You are now in one of tourism's top 12 European streets, according to the renowned New York Times newspaper. But Why?
There are several reasons…
On this urban thoroughfare, within a very few meters of each other, you can find many of the gastronomy temples of the Basque mini–cuisine, the"pintxo", so typical of this city. You can find traditional pintxos alongside more elaborate creations and those newly inspired by the nouvelle cuisine. They are all exquisite; an authentic delight for the palate. So many bars and shops in one small area guarantees a lively scene well into the early hours.
Second reason: history.
On 31st August 1813, the French troops who had been occupying the city were beaten by the English and Portuguese troops who were allies of the Spanish in the Napoleonic wars. The victors set fire to the then walled city of Donostia, and pillaged everything in sight. They left just one street intact to house themselves while their occupation lasted. So of course, today, this lucky street is call 31stof August Street. You are, indeed, in the oldest street in the city.
Its previous name, Trinity Street, refered to the three churches there used to be here: The Basilica of St. Mary, the church of St. Vincent and the church within the Dominican monastery, which has since become the St. Telmo museum.
This street reflects the life of the old part of the city. Its open, lively character, its workship of friendships and its respect for traditional customs. Old Gastronomic Societies such as Gaztelupe, Kanoietan and Amaika Bat are located here. Every year this becomes one of the focal points of Donosti's Tamborrada, 24 hours of drum marches and fiesta, the city's biggest celebration which takes place every 20th January, rain, thunder or even if the heavens fall!

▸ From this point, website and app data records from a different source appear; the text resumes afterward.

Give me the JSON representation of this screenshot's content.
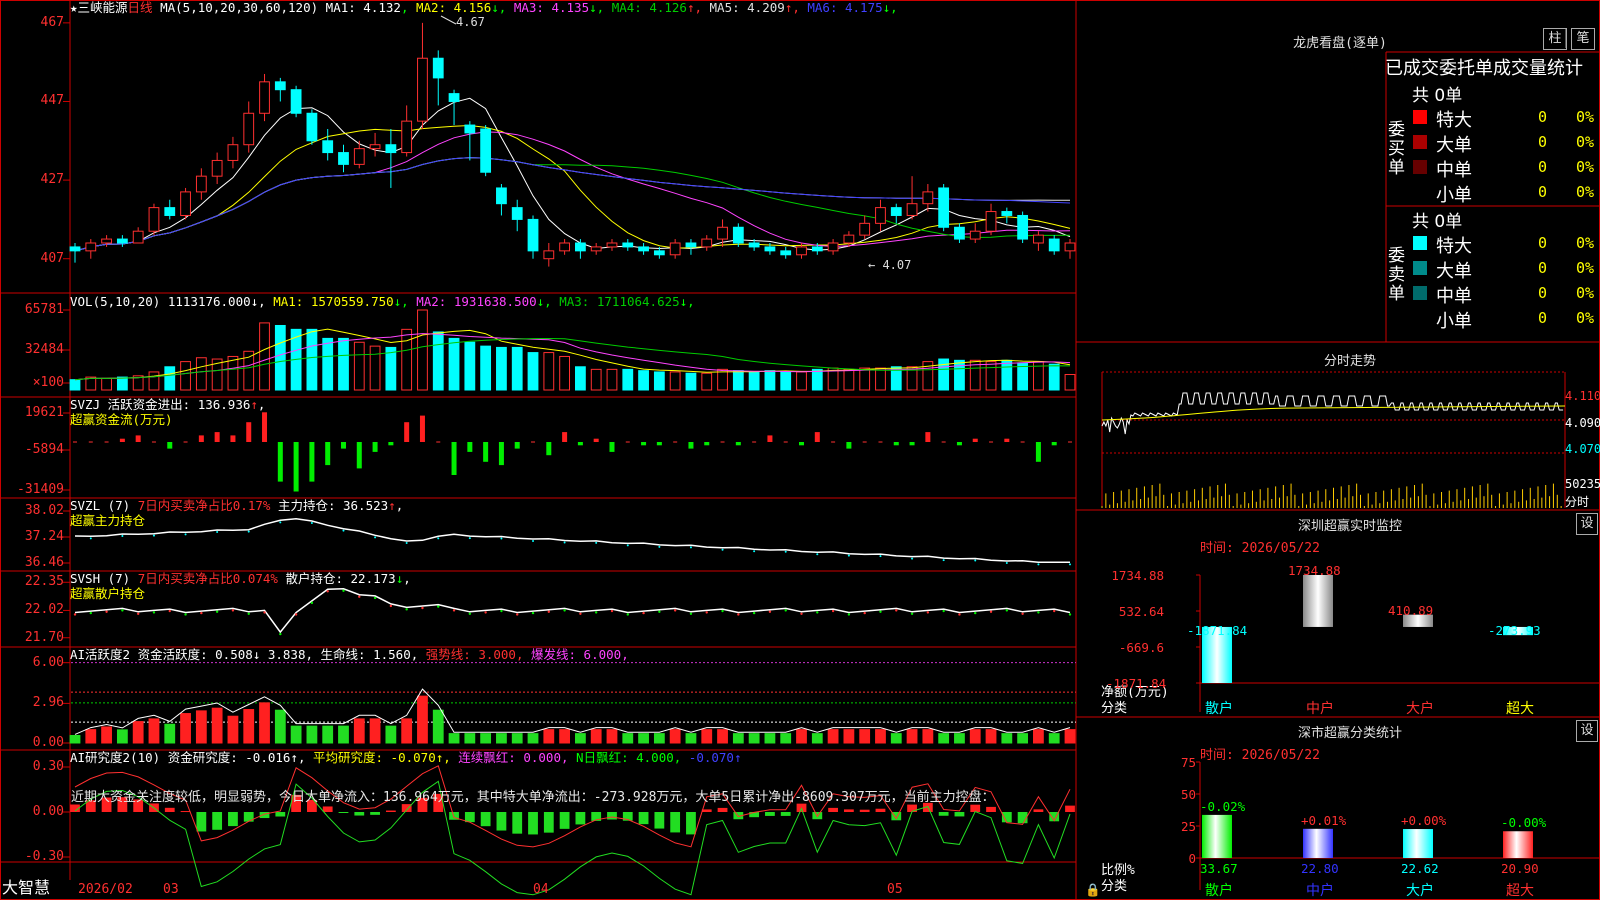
{
  "chart_data": [
    {
      "type": "candlestick",
      "title": "三峡能源",
      "period": "日线",
      "ma_params": "MA(5,10,20,30,60,120)",
      "ylim": [
        403,
        469
      ],
      "yticks": [
        "467",
        "447",
        "427",
        "407"
      ],
      "annotations": {
        "high": "4.67",
        "low": "4.07"
      },
      "indicators": [
        {
          "name": "MA1",
          "value": "4.132",
          "dir": "",
          "color": "#ffffff"
        },
        {
          "name": "MA2",
          "value": "4.156",
          "dir": "↓",
          "color": "#ffff00"
        },
        {
          "name": "MA3",
          "value": "4.135",
          "dir": "↓",
          "color": "#ff44ff"
        },
        {
          "name": "MA4",
          "value": "4.126",
          "dir": "↑",
          "color": "#00cc00"
        },
        {
          "name": "MA5",
          "value": "4.209",
          "dir": "↑",
          "color": "#e0e0e0"
        },
        {
          "name": "MA6",
          "value": "4.175",
          "dir": "↓",
          "color": "#4040ff"
        }
      ],
      "candles": [
        {
          "o": 410,
          "c": 409,
          "h": 411,
          "l": 406
        },
        {
          "o": 409,
          "c": 411,
          "h": 412,
          "l": 407
        },
        {
          "o": 411,
          "c": 412,
          "h": 413,
          "l": 410
        },
        {
          "o": 412,
          "c": 411,
          "h": 413,
          "l": 410
        },
        {
          "o": 411,
          "c": 414,
          "h": 415,
          "l": 411
        },
        {
          "o": 414,
          "c": 420,
          "h": 421,
          "l": 413
        },
        {
          "o": 420,
          "c": 418,
          "h": 422,
          "l": 417
        },
        {
          "o": 418,
          "c": 424,
          "h": 425,
          "l": 417
        },
        {
          "o": 424,
          "c": 428,
          "h": 430,
          "l": 422
        },
        {
          "o": 428,
          "c": 432,
          "h": 434,
          "l": 426
        },
        {
          "o": 432,
          "c": 436,
          "h": 438,
          "l": 430
        },
        {
          "o": 436,
          "c": 444,
          "h": 447,
          "l": 434
        },
        {
          "o": 444,
          "c": 452,
          "h": 454,
          "l": 442
        },
        {
          "o": 452,
          "c": 450,
          "h": 453,
          "l": 447
        },
        {
          "o": 450,
          "c": 444,
          "h": 451,
          "l": 443
        },
        {
          "o": 444,
          "c": 437,
          "h": 445,
          "l": 436
        },
        {
          "o": 437,
          "c": 434,
          "h": 440,
          "l": 432
        },
        {
          "o": 434,
          "c": 431,
          "h": 436,
          "l": 429
        },
        {
          "o": 431,
          "c": 435,
          "h": 437,
          "l": 430
        },
        {
          "o": 435,
          "c": 436,
          "h": 439,
          "l": 433
        },
        {
          "o": 436,
          "c": 434,
          "h": 440,
          "l": 425
        },
        {
          "o": 434,
          "c": 442,
          "h": 446,
          "l": 433
        },
        {
          "o": 442,
          "c": 458,
          "h": 467,
          "l": 440
        },
        {
          "o": 458,
          "c": 453,
          "h": 460,
          "l": 446
        },
        {
          "o": 449,
          "c": 447,
          "h": 450,
          "l": 441
        },
        {
          "o": 441,
          "c": 439,
          "h": 442,
          "l": 432
        },
        {
          "o": 440,
          "c": 429,
          "h": 441,
          "l": 428
        },
        {
          "o": 425,
          "c": 421,
          "h": 426,
          "l": 418
        },
        {
          "o": 420,
          "c": 417,
          "h": 422,
          "l": 414
        },
        {
          "o": 417,
          "c": 409,
          "h": 418,
          "l": 407
        },
        {
          "o": 407,
          "c": 409,
          "h": 411,
          "l": 405
        },
        {
          "o": 409,
          "c": 411,
          "h": 412,
          "l": 408
        },
        {
          "o": 411,
          "c": 409,
          "h": 412,
          "l": 407
        },
        {
          "o": 409,
          "c": 410,
          "h": 411,
          "l": 408
        },
        {
          "o": 410,
          "c": 411,
          "h": 412,
          "l": 409
        },
        {
          "o": 411,
          "c": 410,
          "h": 412,
          "l": 409
        },
        {
          "o": 410,
          "c": 409,
          "h": 411,
          "l": 408
        },
        {
          "o": 409,
          "c": 408,
          "h": 410,
          "l": 407
        },
        {
          "o": 408,
          "c": 411,
          "h": 412,
          "l": 407
        },
        {
          "o": 411,
          "c": 410,
          "h": 412,
          "l": 408
        },
        {
          "o": 410,
          "c": 412,
          "h": 413,
          "l": 409
        },
        {
          "o": 412,
          "c": 415,
          "h": 417,
          "l": 410
        },
        {
          "o": 415,
          "c": 411,
          "h": 416,
          "l": 410
        },
        {
          "o": 411,
          "c": 410,
          "h": 412,
          "l": 409
        },
        {
          "o": 410,
          "c": 409,
          "h": 411,
          "l": 408
        },
        {
          "o": 409,
          "c": 408,
          "h": 410,
          "l": 407
        },
        {
          "o": 408,
          "c": 410,
          "h": 411,
          "l": 407
        },
        {
          "o": 410,
          "c": 409,
          "h": 411,
          "l": 408
        },
        {
          "o": 409,
          "c": 411,
          "h": 412,
          "l": 408
        },
        {
          "o": 411,
          "c": 413,
          "h": 414,
          "l": 410
        },
        {
          "o": 413,
          "c": 416,
          "h": 418,
          "l": 412
        },
        {
          "o": 416,
          "c": 420,
          "h": 422,
          "l": 414
        },
        {
          "o": 420,
          "c": 418,
          "h": 421,
          "l": 416
        },
        {
          "o": 418,
          "c": 421,
          "h": 428,
          "l": 417
        },
        {
          "o": 421,
          "c": 424,
          "h": 426,
          "l": 419
        },
        {
          "o": 425,
          "c": 415,
          "h": 426,
          "l": 414
        },
        {
          "o": 415,
          "c": 412,
          "h": 416,
          "l": 411
        },
        {
          "o": 412,
          "c": 414,
          "h": 416,
          "l": 411
        },
        {
          "o": 414,
          "c": 419,
          "h": 421,
          "l": 413
        },
        {
          "o": 419,
          "c": 418,
          "h": 420,
          "l": 416
        },
        {
          "o": 418,
          "c": 412,
          "h": 419,
          "l": 411
        },
        {
          "o": 411,
          "c": 413,
          "h": 414,
          "l": 409
        },
        {
          "o": 412,
          "c": 409,
          "h": 413,
          "l": 408
        },
        {
          "o": 409,
          "c": 411,
          "h": 412,
          "l": 407
        }
      ]
    },
    {
      "type": "bar",
      "title": "VOL(5,10,20)",
      "value": "1113176.000",
      "yticks": [
        "65781",
        "32484",
        "×100"
      ],
      "indicators": [
        {
          "name": "MA1",
          "value": "1570559.750",
          "dir": "↓",
          "color": "#ffff00"
        },
        {
          "name": "MA2",
          "value": "1931638.500",
          "dir": "↓",
          "color": "#ff44ff"
        },
        {
          "name": "MA3",
          "value": "1711064.625",
          "dir": "↓",
          "color": "#00cc00"
        }
      ],
      "values": [
        8,
        10,
        9,
        10,
        11,
        14,
        18,
        22,
        25,
        24,
        26,
        30,
        52,
        50,
        47,
        47,
        40,
        40,
        37,
        34,
        33,
        47,
        62,
        45,
        40,
        37,
        34,
        33,
        33,
        29,
        29,
        26,
        18,
        16,
        16,
        16,
        15,
        14,
        14,
        13,
        13,
        16,
        15,
        14,
        15,
        14,
        14,
        16,
        17,
        16,
        17,
        17,
        18,
        18,
        22,
        24,
        23,
        23,
        22,
        23,
        21,
        22,
        20,
        12
      ]
    },
    {
      "type": "bar",
      "title": "SVZJ",
      "subtitle": "超赢资金流(万元)",
      "label": "活跃资金进出:",
      "value": "136.936",
      "dir": "↑",
      "yticks": [
        "19621",
        "-5894",
        "-31409"
      ],
      "values": [
        0,
        0,
        0,
        1,
        2,
        0,
        -2,
        0,
        2,
        3,
        2,
        6,
        9,
        -12,
        -15,
        -12,
        -7,
        -2,
        -8,
        -3,
        -1,
        6,
        8,
        0,
        -10,
        -3,
        -6,
        -7,
        -2,
        0,
        -4,
        3,
        -1,
        1,
        -3,
        0,
        -1,
        -1,
        0,
        -2,
        -1,
        0,
        -1,
        0,
        2,
        0,
        -1,
        3,
        0,
        -2,
        0,
        0,
        -1,
        -1,
        3,
        0,
        -1,
        1,
        0,
        1,
        0,
        -6,
        -1,
        0,
        1,
        -2,
        0,
        2,
        -5,
        -3
      ]
    },
    {
      "type": "line",
      "title": "SVZL (7)",
      "subtitle": "超赢主力持仓",
      "text1": "7日内买卖净占比0.17%",
      "label": "主力持仓:",
      "value": "36.523",
      "dir": "↑",
      "yticks": [
        "38.02",
        "37.24",
        "36.46"
      ],
      "ylim": [
        36.4,
        38.2
      ]
    },
    {
      "type": "line",
      "title": "SVSH (7)",
      "subtitle": "超赢散户持仓",
      "text1": "7日内买卖净占比0.074%",
      "label": "散户持仓:",
      "value": "22.173",
      "dir": "↓",
      "yticks": [
        "22.35",
        "22.02",
        "21.70"
      ],
      "ylim": [
        21.65,
        22.4
      ]
    },
    {
      "type": "bar",
      "title": "AI活跃度2",
      "items": [
        {
          "label": "资金活跃度:",
          "value": "0.508",
          "dir": "↓",
          "color": "#ffffff"
        },
        {
          "label": "",
          "value": "3.838",
          "dir": ",",
          "color": "#ffffff"
        },
        {
          "label": "生命线:",
          "value": "1.560",
          "dir": ",",
          "color": "#ffffff"
        },
        {
          "label": "强势线:",
          "value": "3.000",
          "dir": ",",
          "color": "#ff3030"
        },
        {
          "label": "爆发线:",
          "value": "6.000",
          "dir": ",",
          "color": "#ff44ff"
        }
      ],
      "yticks": [
        "6.00",
        "2.96",
        "0.00"
      ],
      "ylim": [
        0,
        6.2
      ]
    },
    {
      "type": "bar",
      "title": "AI研究度2(10)",
      "items": [
        {
          "label": "资金研究度:",
          "value": "-0.016",
          "dir": "↑,",
          "color": "#ffffff"
        },
        {
          "label": "平均研究度:",
          "value": "-0.070",
          "dir": "↑,",
          "color": "#ffff00"
        },
        {
          "label": "连续飘红:",
          "value": "0.000",
          "dir": ",",
          "color": "#ff44ff"
        },
        {
          "label": "N日飘红:",
          "value": "4.000",
          "dir": ",",
          "color": "#00ff00"
        },
        {
          "label": "",
          "value": "-0.070",
          "dir": "↑",
          "color": "#4040ff"
        }
      ],
      "note": "近期大资金关注度较低，明显弱势，今日大单净流入：136.964万元，其中特大单净流出：-273.928万元，大单5日累计净出-8609.307万元，当前主力控盘：",
      "yticks": [
        "0.30",
        "0.00",
        "-0.30"
      ],
      "ylim": [
        -0.32,
        0.32
      ]
    }
  ],
  "xaxis": {
    "labels": [
      "2026/02",
      "03",
      "04",
      "05"
    ],
    "corner": "大智慧"
  },
  "right_panel": {
    "dragon": {
      "title": "龙虎看盘(逐单)",
      "btn_a": "柱",
      "btn_b": "笔",
      "tabs": "已成交委托单成交量统计",
      "buy": {
        "side": "委买单",
        "total": "共 0单",
        "rows": [
          {
            "label": "特大",
            "n": "0",
            "p": "0%",
            "color": "#ff0000"
          },
          {
            "label": "大单",
            "n": "0",
            "p": "0%",
            "color": "#aa0000"
          },
          {
            "label": "中单",
            "n": "0",
            "p": "0%",
            "color": "#660000"
          },
          {
            "label": "小单",
            "n": "0",
            "p": "0%",
            "color": "#000000"
          }
        ]
      },
      "sell": {
        "side": "委卖单",
        "total": "共 0单",
        "rows": [
          {
            "label": "特大",
            "n": "0",
            "p": "0%",
            "color": "#00ffff"
          },
          {
            "label": "大单",
            "n": "0",
            "p": "0%",
            "color": "#008b8b"
          },
          {
            "label": "中单",
            "n": "0",
            "p": "0%",
            "color": "#006b6b"
          },
          {
            "label": "小单",
            "n": "0",
            "p": "0%",
            "color": "#000000"
          }
        ]
      }
    },
    "intraday": {
      "title": "分时走势",
      "p1": "4.110",
      "p2": "4.090",
      "p3": "4.070",
      "vol": "50235",
      "fen": "分时"
    },
    "monitor": {
      "title": "深圳超赢实时监控",
      "settings": "设",
      "time": "时间: 2026/05/22",
      "yticks": [
        "1734.88",
        "532.64",
        "-669.6",
        "-1871.84"
      ],
      "ylim": [
        -1871.84,
        1734.88
      ],
      "ylabel": "净额(万元)",
      "xlabel": "分类",
      "categories": [
        "散户",
        "中户",
        "大户",
        "超大"
      ],
      "values": [
        -1871.84,
        1734.88,
        410.89,
        -273.93
      ],
      "labels": [
        "-1871.84",
        "1734.88",
        "410.89",
        "-273.93"
      ]
    },
    "stats": {
      "title": "深市超赢分类统计",
      "settings": "设",
      "time": "时间: 2026/05/22",
      "yticks": [
        "75",
        "50",
        "25",
        "0"
      ],
      "ylim": [
        0,
        75
      ],
      "ylabel": "比例%",
      "xlabel": "分类",
      "categories": [
        "散户",
        "中户",
        "大户",
        "超大"
      ],
      "values": [
        33.67,
        22.8,
        22.62,
        20.9
      ],
      "changes": [
        "-0.02%",
        "+0.01%",
        "+0.00%",
        "-0.00%"
      ],
      "labels": [
        "33.67",
        "22.80",
        "22.62",
        "20.90"
      ]
    }
  }
}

What is more, every 31st of August the destruction of the city is commemorated, and above all the firm decision that was taken to rebuild it. That night candles are lit in the windows of the houses in this street, and a drum march by Sarriegui is played. A singular evening of candle light and memory spent in respectful silence.